The word kremlin means “fortress in a city”. So it’s no surprise that the fortified complex in the heart of Moscow is the Moscow Kremlin, also the official residence of the President of the Russian Federation. Surrounded by red brick walls built by Italians in the late 15th century, this huge complex has five palaces, four cathedrals and several impressive administrative buildings amongst immaculate gardens.
After watching their somewhat ridiculously slow, yet exaggerated changing of the guards outside, we entered the Kremlin by crossing a long bridge, somewhat reminiscent of a drawbridge across a moat, and through the Trinity Tower.
Immediately you could see that this was still very much a functioning government complex, regardless of the tourists wandering about.
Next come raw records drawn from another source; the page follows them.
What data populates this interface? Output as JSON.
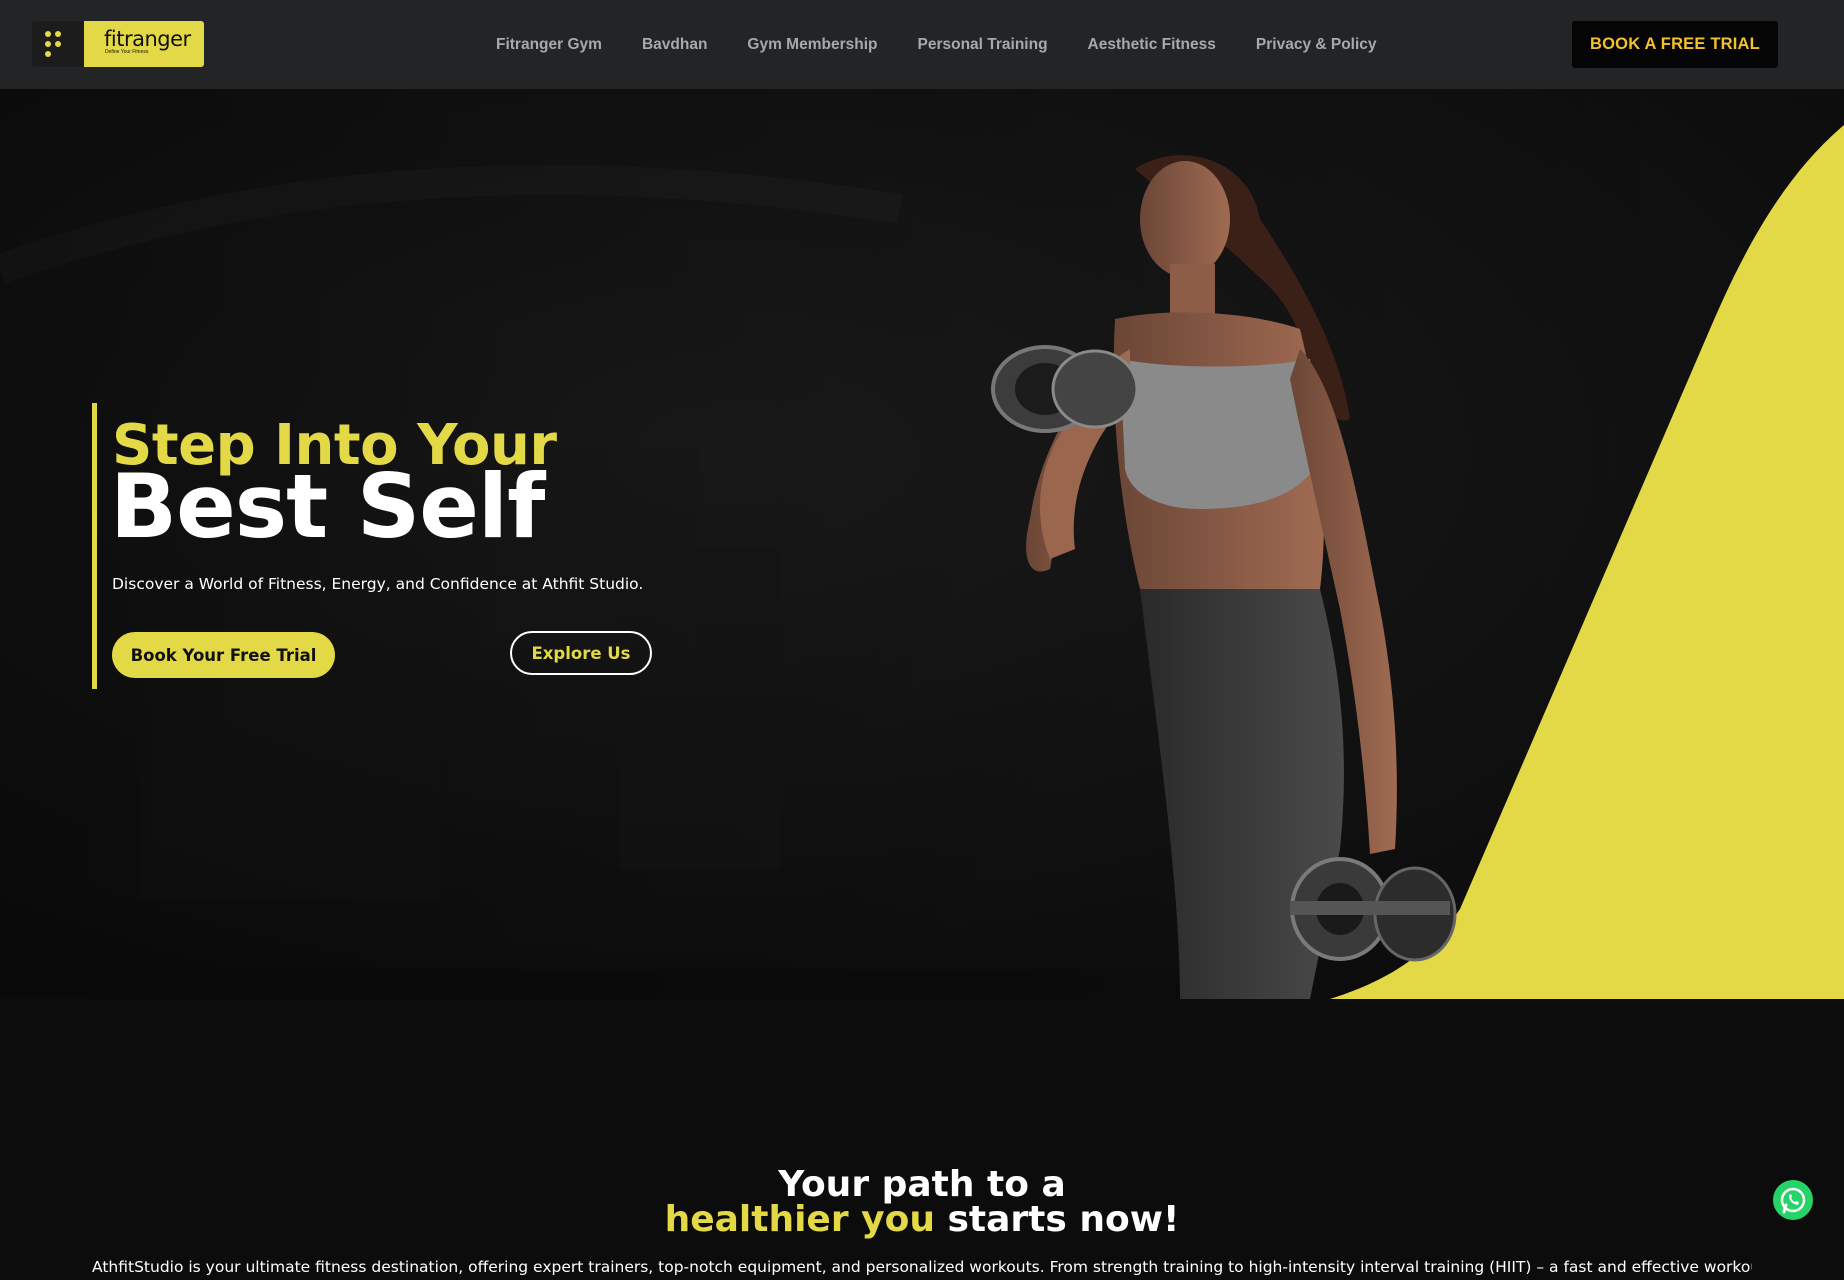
{
  "header": {
    "logo": {
      "name": "fitranger",
      "tagline": "Define Your Fitness"
    },
    "nav": [
      "Fitranger Gym",
      "Bavdhan",
      "Gym Membership",
      "Personal Training",
      "Aesthetic Fitness",
      "Privacy & Policy"
    ],
    "cta_label": "BOOK A FREE TRIAL"
  },
  "hero": {
    "headline_line1": "Step Into Your",
    "headline_line2": "Best Self",
    "subtitle": "Discover a World of Fitness, Energy, and Confidence at Athfit Studio.",
    "primary_button": "Book Your Free Trial",
    "secondary_button": "Explore Us"
  },
  "intro": {
    "title_line1": "Your path to a",
    "title_highlight": "healthier you",
    "title_rest": " starts now!",
    "body": "AthfitStudio is your ultimate fitness destination, offering expert trainers, top-notch equipment, and personalized workouts. From strength training to high-intensity interval training (HIIT) – a fast and effective workout"
  },
  "icons": {
    "whatsapp": "whatsapp-icon",
    "logo_mark": "dots-grid-icon"
  },
  "colors": {
    "accent": "#e3d947",
    "header_bg": "#222426",
    "cta_text": "#f2c12e",
    "page_bg": "#0c0c0c"
  }
}
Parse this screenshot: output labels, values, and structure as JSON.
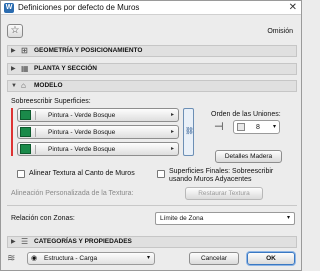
{
  "window": {
    "title": "Definiciones por defecto de Muros",
    "close_glyph": "✕",
    "app_icon": "W"
  },
  "toolbar": {
    "favorites_icon": "star-icon",
    "omission_label": "Omisión"
  },
  "sections": {
    "geometry": "GEOMETRÍA Y POSICIONAMIENTO",
    "floorplan": "PLANTA Y SECCIÓN",
    "model": "MODELO",
    "categories": "CATEGORÍAS Y PROPIEDADES"
  },
  "model": {
    "override_surfaces_label": "Sobreescribir Superficies:",
    "surfaces": [
      {
        "name": "Pintura - Verde Bosque",
        "color": "#1a8a4a"
      },
      {
        "name": "Pintura - Verde Bosque",
        "color": "#1a8a4a"
      },
      {
        "name": "Pintura - Verde Bosque",
        "color": "#1a8a4a"
      }
    ],
    "join_order_label": "Orden de las Uniones:",
    "join_order_value": "8",
    "wood_details_button": "Detalles Madera",
    "align_texture_label": "Alinear Textura al Canto de Muros",
    "final_surfaces_label_1": "Superficies Finales: Sobreescribir",
    "final_surfaces_label_2": "usando Muros Adyacentes",
    "custom_align_label": "Alineación Personalizada de la Textura:",
    "reset_texture_button": "Restaurar Textura",
    "zone_relation_label": "Relación con Zonas:",
    "zone_relation_value": "Límite de Zona"
  },
  "footer": {
    "layer_value": "Estructura - Carga",
    "cancel_button": "Cancelar",
    "ok_button": "OK"
  }
}
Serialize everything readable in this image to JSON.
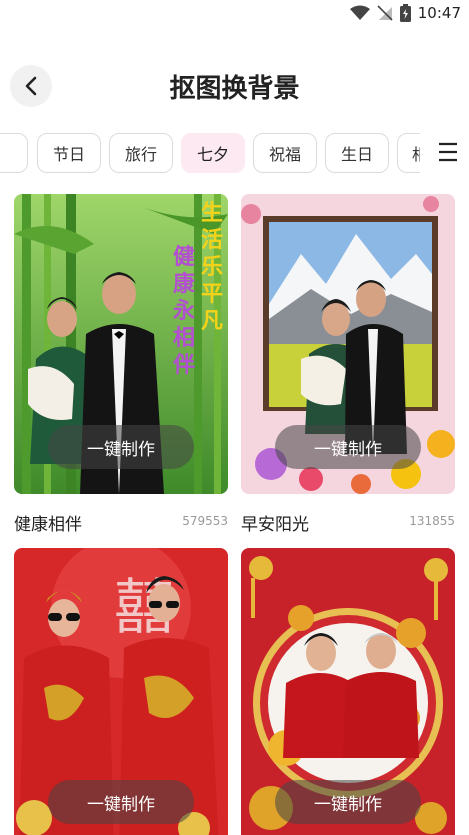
{
  "status": {
    "time": "10:47"
  },
  "header": {
    "title": "抠图换背景"
  },
  "tabs": [
    {
      "label": ""
    },
    {
      "label": "节日"
    },
    {
      "label": "旅行"
    },
    {
      "label": "七夕"
    },
    {
      "label": "祝福"
    },
    {
      "label": "生日"
    },
    {
      "label": "相"
    }
  ],
  "active_tab": "七夕",
  "cards": [
    {
      "name": "健康相伴",
      "count": "579553",
      "button": "一键制作",
      "caption_col1": "生活乐平凡",
      "caption_col2": "健康永相伴"
    },
    {
      "name": "早安阳光",
      "count": "131855",
      "button": "一键制作"
    },
    {
      "name": "",
      "count": "",
      "button": "一键制作"
    },
    {
      "name": "",
      "count": "",
      "button": "一键制作"
    }
  ],
  "colors": {
    "active_tab_bg": "#fde9f1",
    "text": "#222222",
    "muted": "#999999"
  }
}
Certain areas were off-limits and patrolled by some stern looking guards (never smiling, in that Russian sort of way).
Our first stop was the Armoury Chamber, filled with precious jewels and adornments that sparkled richly. Unfortunately we couldn’t take photos inside, which seemed to be the case with all the cathedrals here too.
Beside the imposing Grand Kremlin Palace is the multi-domed Annunciation Cathedral, the private church used by the Russian grand princes and tsars (emperors) for domestic or family ceremonies. Inside, the multi-tier iconostasis (central wall of religious icons/figures, elegantly framed in gold detailing) is one of the oldest surviving in Russia. Some icons were painted at the end of the 14th century.
Facing it is the Archangel Cathedral, with its four blue/grey and central golden domes. This was the burial church of Muscovite princes and the first tsars of Russia, dedicated to the archangel Michael and heavenly patron of the Russian Army. The royal necropolis here is the greatest one in Russia. Burials took place here between 1340 and 1730, with many sarcophagi under the floor including Ivan I through IV, Basil I through IV & Peter II.
Close by is the Assumption (or Dormition) Cathedral, with its five golden onion domes. This was the main cathedral of the tsars and burial place of important Muscovites. Over the centuries grand princes and tsars were wedded and crowned here. Ivan IV the Terrible even had his own praying throne built in 1551. In 1744, German princess Sophie von Anhalt-Zerbst embraced Orthodox religion here (to become Catherine II the Great), while in 1812, Alexander I kissed the holy relics and made a vow to repel Napoleon’s invading forces.
Towering above them all is the Ivan the Great Bell-Tower, with the Assumption Belfry. It is said to mark the exact centre of Moscow and resemble a burning candle. Completed in 1600, it was the tallest structure in the city until the Russian Revolution (since anything taller was forbidden).
Beside the tower on a pedestal is the Tsar Bell, the world’s largest bell.
Funny story goes like this:
- First Tsar Bell was cast in 1600, weighing 18 tonnes, and housed in the original wooden Ivan the Great Bell-Tower
- It crashed to the ground in a fire in the mid 17th century and broken to pieces
- Second Tsar Bell was cast in 1655, using remnants but on a larger scale, weighing 100 tonnes
- It was destroyed by fire in 1701
- Third Tsar Bell was commissioned by Empress Anna Ivanovna, niece of Peter the Great, to be 100 tonnes heavier and using the old pieces
- After French master craftsman declined to help (not taking it seriously), it took four years and two attempts later by a local foundry master, completed in 1735 and weighing 200 tonnes
- In 1737, a fire broke out threatening the temporary wooden support. So guards threw water on it, causing severe cracks and a huge 10 tonne piece to fall off
- Napoleon attempted to take it back to France as a trophy during his occupation of Moscow in 1812, but it was too heavy to transport
- It sat there in its casting pit until it was finally raised onto a stone pedestal in 1836 where it sits to this day
The remaining architecture around the vast grounds are impressive, right down to the intricate detailing on the arches and building facades. Although there were many tour groups, there was plenty of space to relax and enjoy the views.
Each cathedral and building was different, inside and out, yet felt like part of an intricate whole that connects the proud past with the ongoing present.
There really is so much history within these walls.
Visited 5th September 2014.